Kristine realizes very early on that Jacob (he is known throughout the book as Jake) is showing signs of something, but isn’t sure what. Her mother is the one that realizes that it may be autism, and hands her a list of signs. Jacob was very fascinated with shadows, barely interacted with others, barely spoke and had other signs. I won’t spoil the story for you, but the shadow fascination leads to bigger things in the story. It’s pretty great. This kid’s very intelligent.
She has him evaluated and is devastated by the results. Her husband is in denial for a while, but does come to accept the diagnosis.
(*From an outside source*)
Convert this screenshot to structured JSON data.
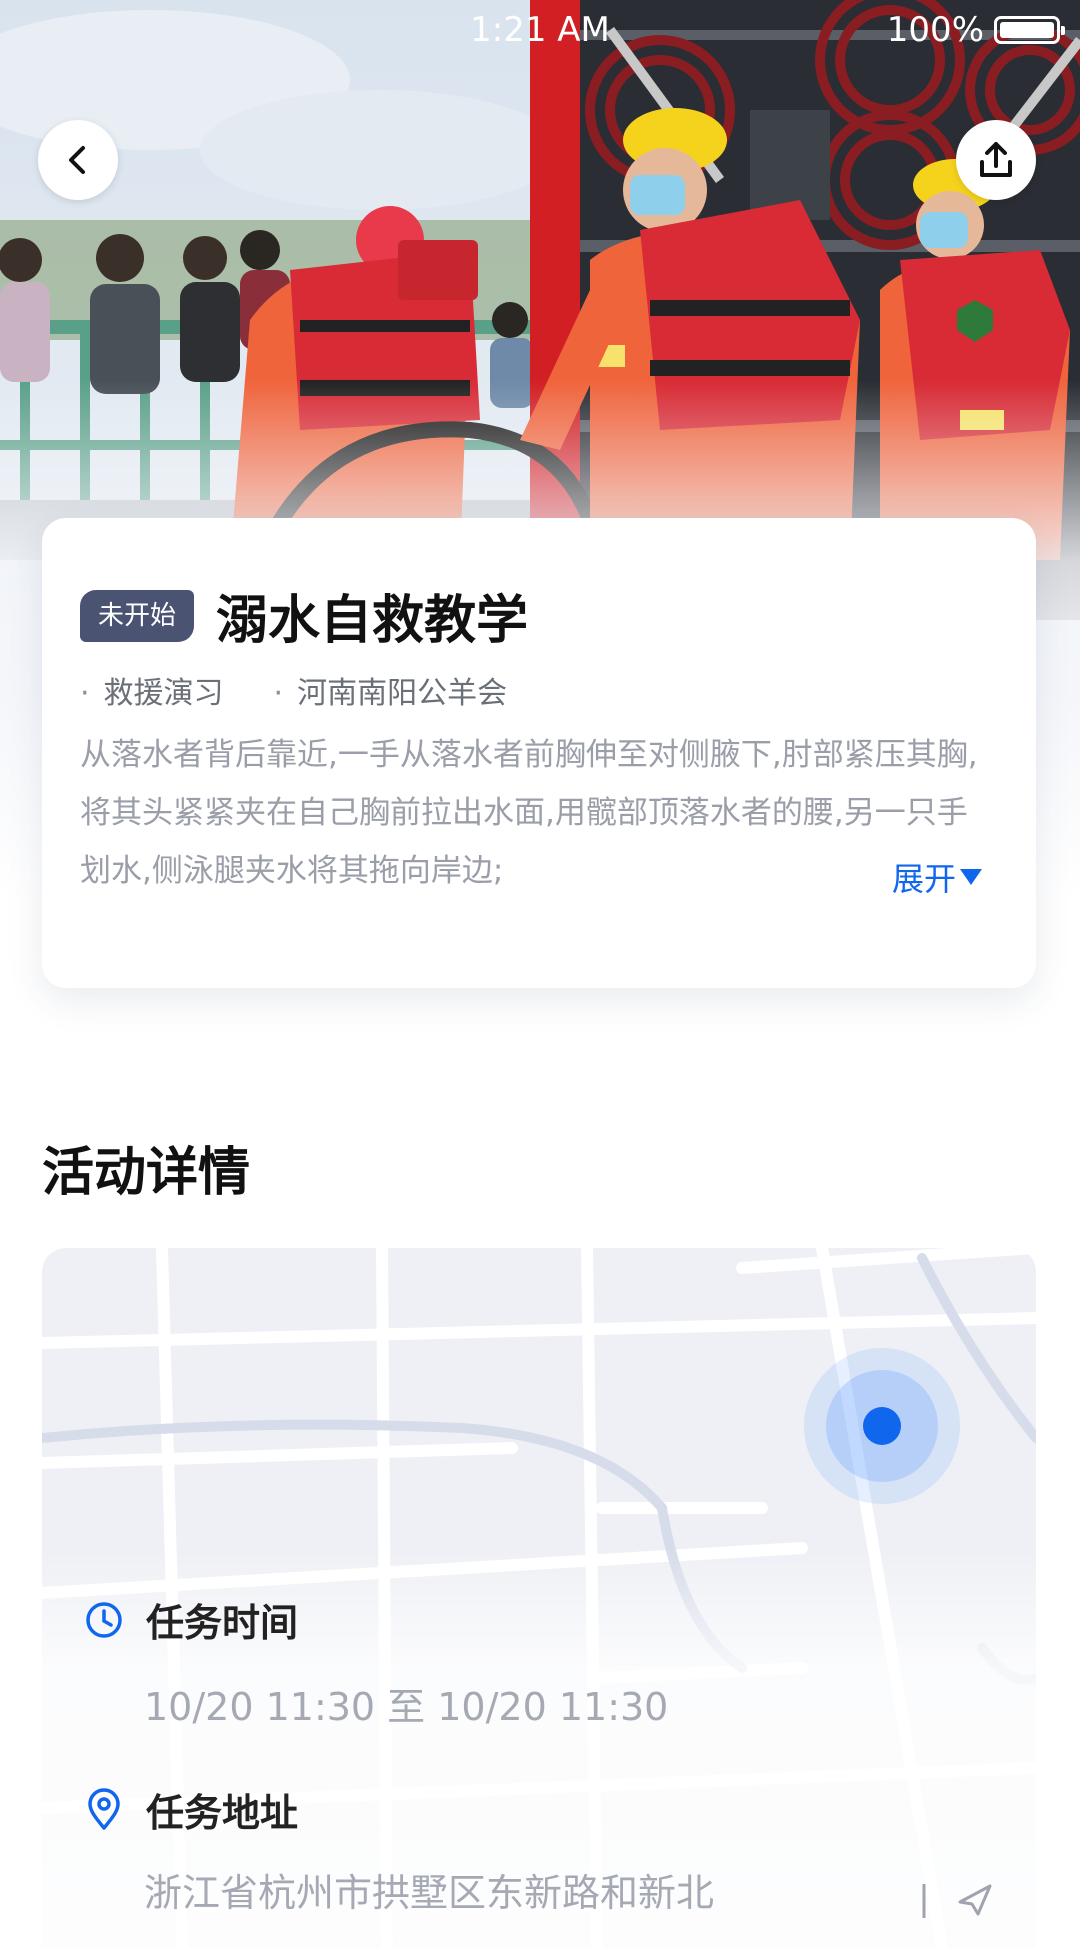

Julian was about four when we started seeing behaviors. I was still quite busy with Lily’s developmental delays and her assorted therapies at that time, so I wasn’t sure what to think. He became more aggressive and less of the affectionate, sweet little boy I knew. He stopped hugging us. We lost the big kisses he gave us at night. He began throwing what I thought were big tantrums. He would scream and yell at his siblings, and I became very worried. I was heartbroken and worried about what to do, what I wasn’t doing. We had him evaluated- I was actually relieved to get a diagnosis. It gave me a better idea of how to help him. He was diagnosed with ADHD (severe, combined) and autism in late 2011. That story can be found in Looking At the Bright Side
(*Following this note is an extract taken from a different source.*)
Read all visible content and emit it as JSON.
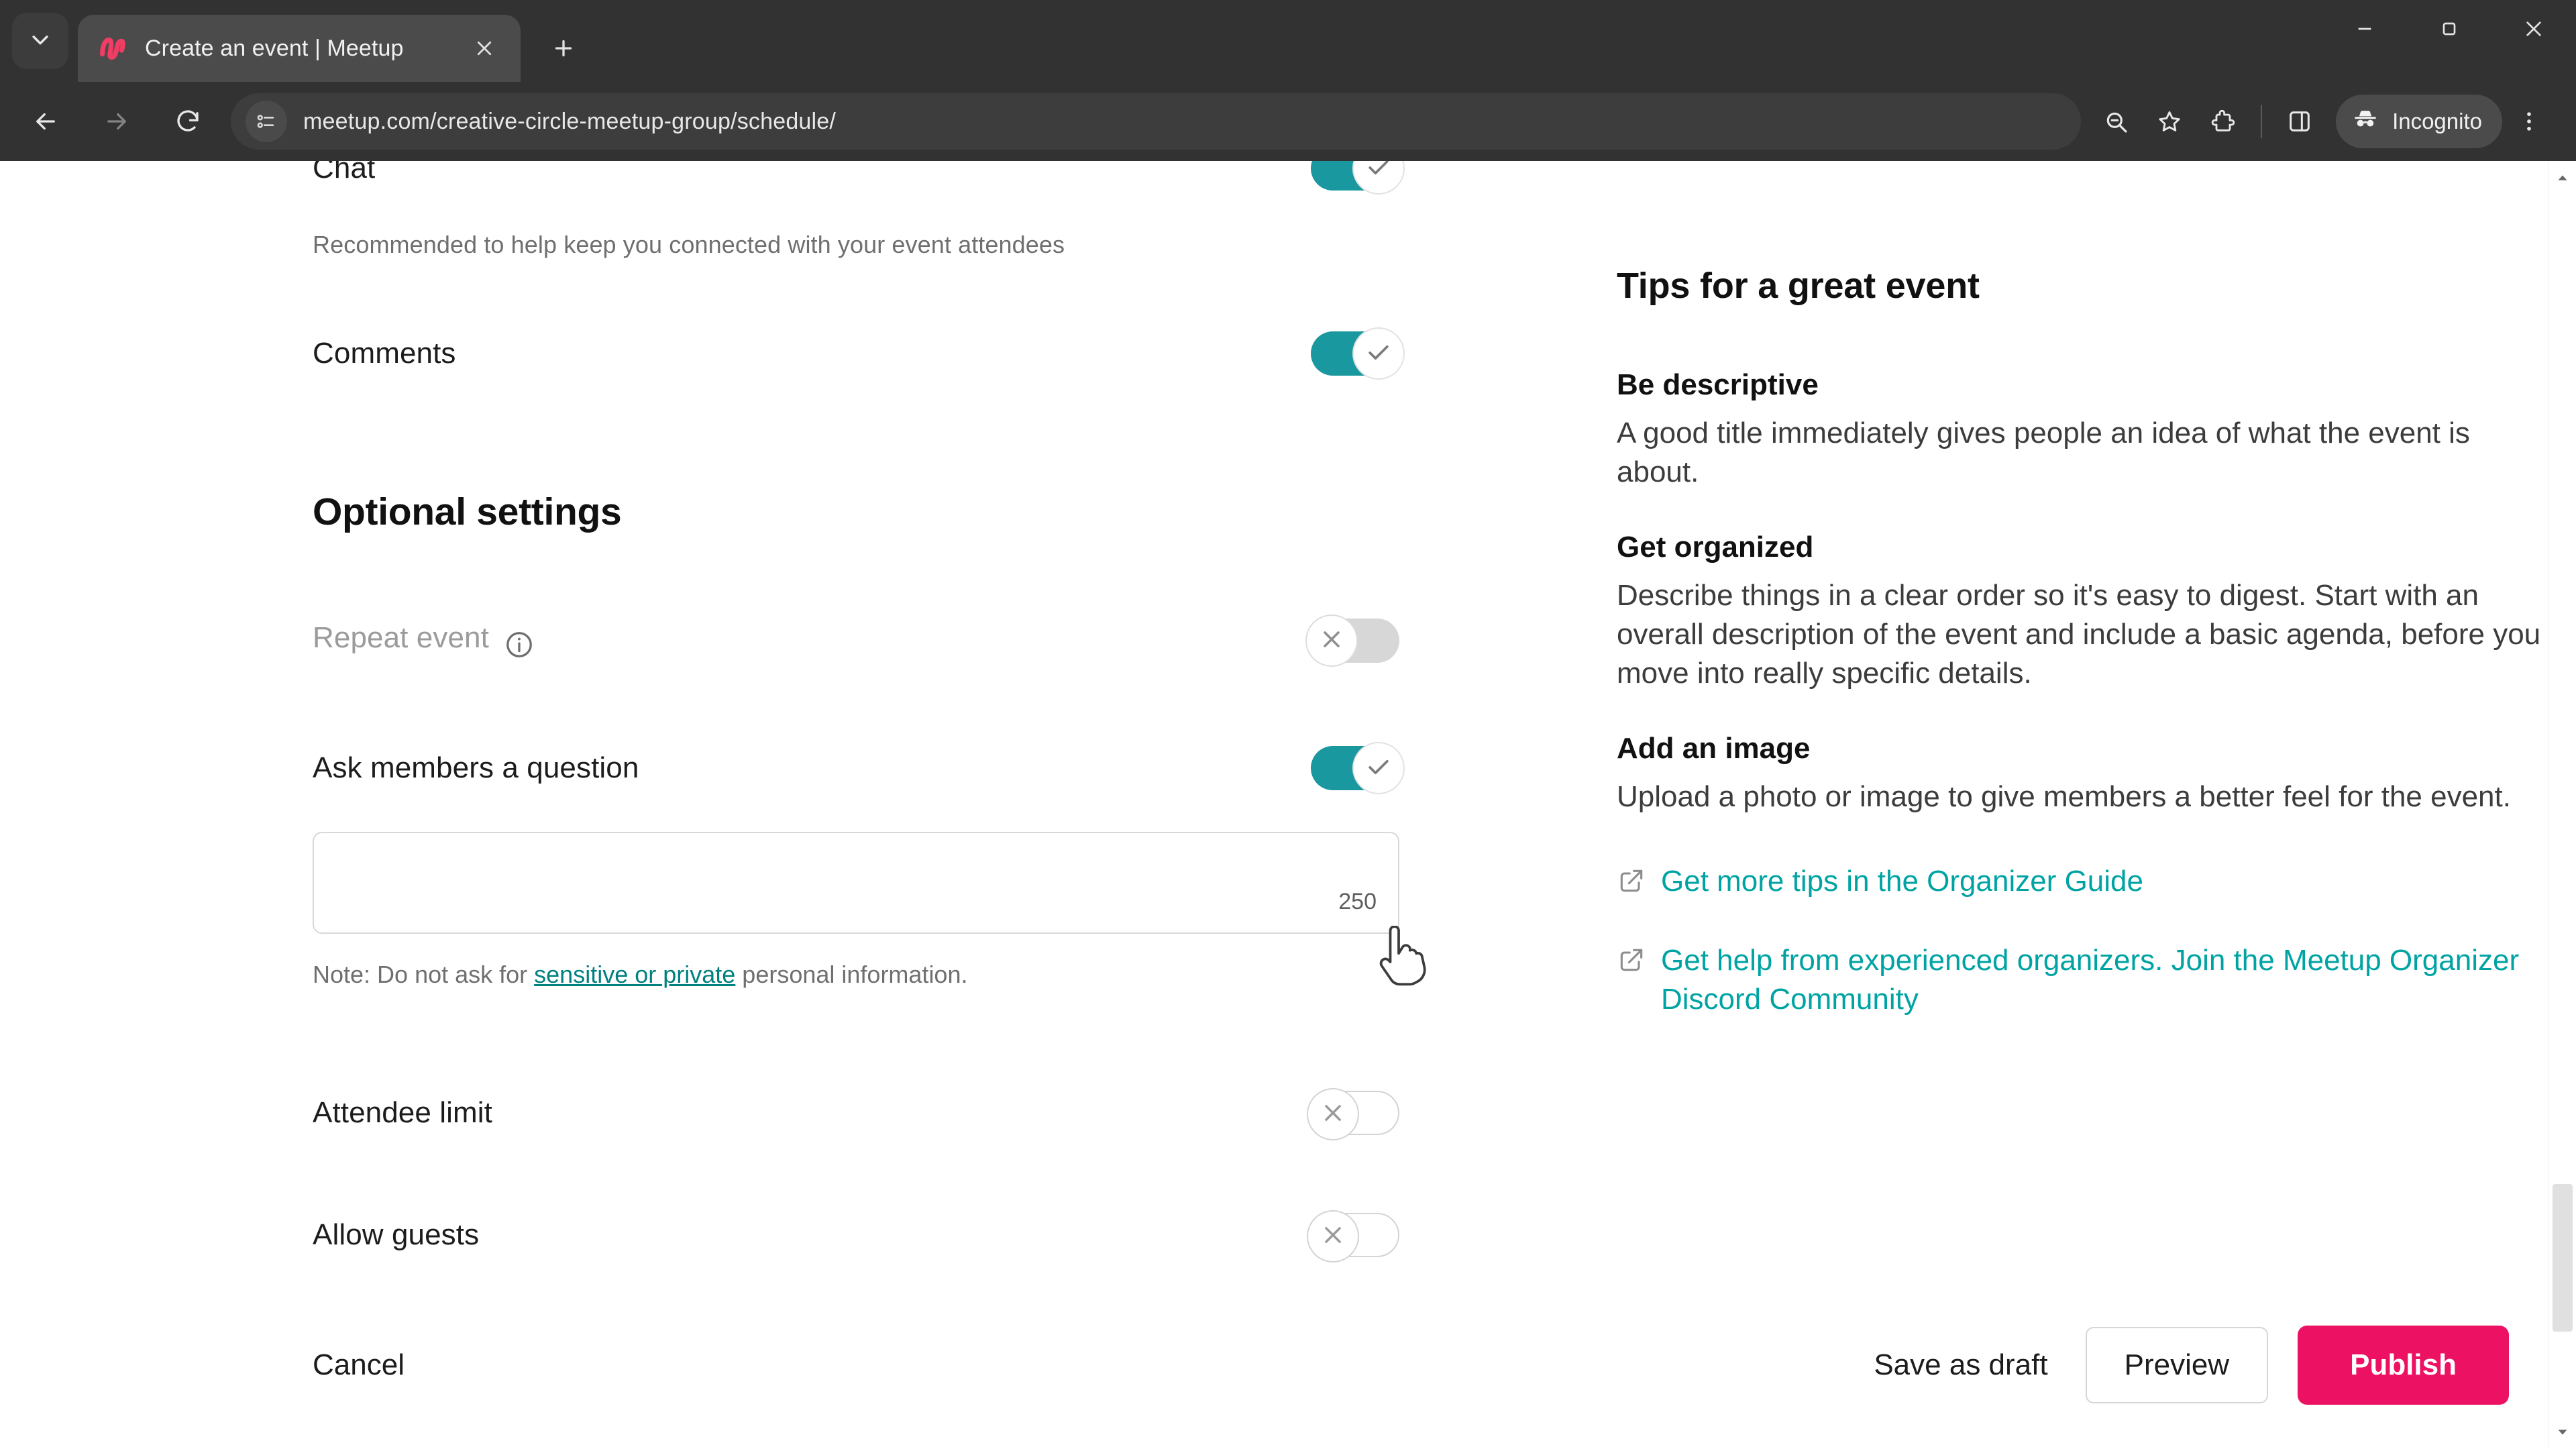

He still won’t hug us, and I miss that. Julian’s got an adorable smile that everyone loves, and I offer him hugs when he is upset. I know he probably won’t take it, but he knows he can have one whenever he needs it.
Kristine tells the story of her family in a very relatable way. I believe that’s why I like it so much. Even if you don’t have a child or know one with autism, it’s a great book to read. You can tell that she is very dedicated to her family and work. She gives so much hope to the reader in her story, even during the not-so-great parts of their lives.
My favorite quote from the book is “Certainly people with autism are in our world. They’re just not thinking about the things we want them to think about.” This is so true! I’ve worked with a lot of kids with autism, and they think about a lot of things I would never think about. You would be surprised at the things they are capable of thinking about. They may not be able to verbalize it very well, or even at all, but they can still think of things we may not be aware of. I also see this with Julian. We can be at dinner and watching the news and he’s thinking about a video he watched last week on YouTube. (I know this because I asked.) He once got an award for “Out of this world thinking” in elementary school. Let these kids, let all kids think and dream. You’d be surprised what they may come up with.
Pic courtesy of Google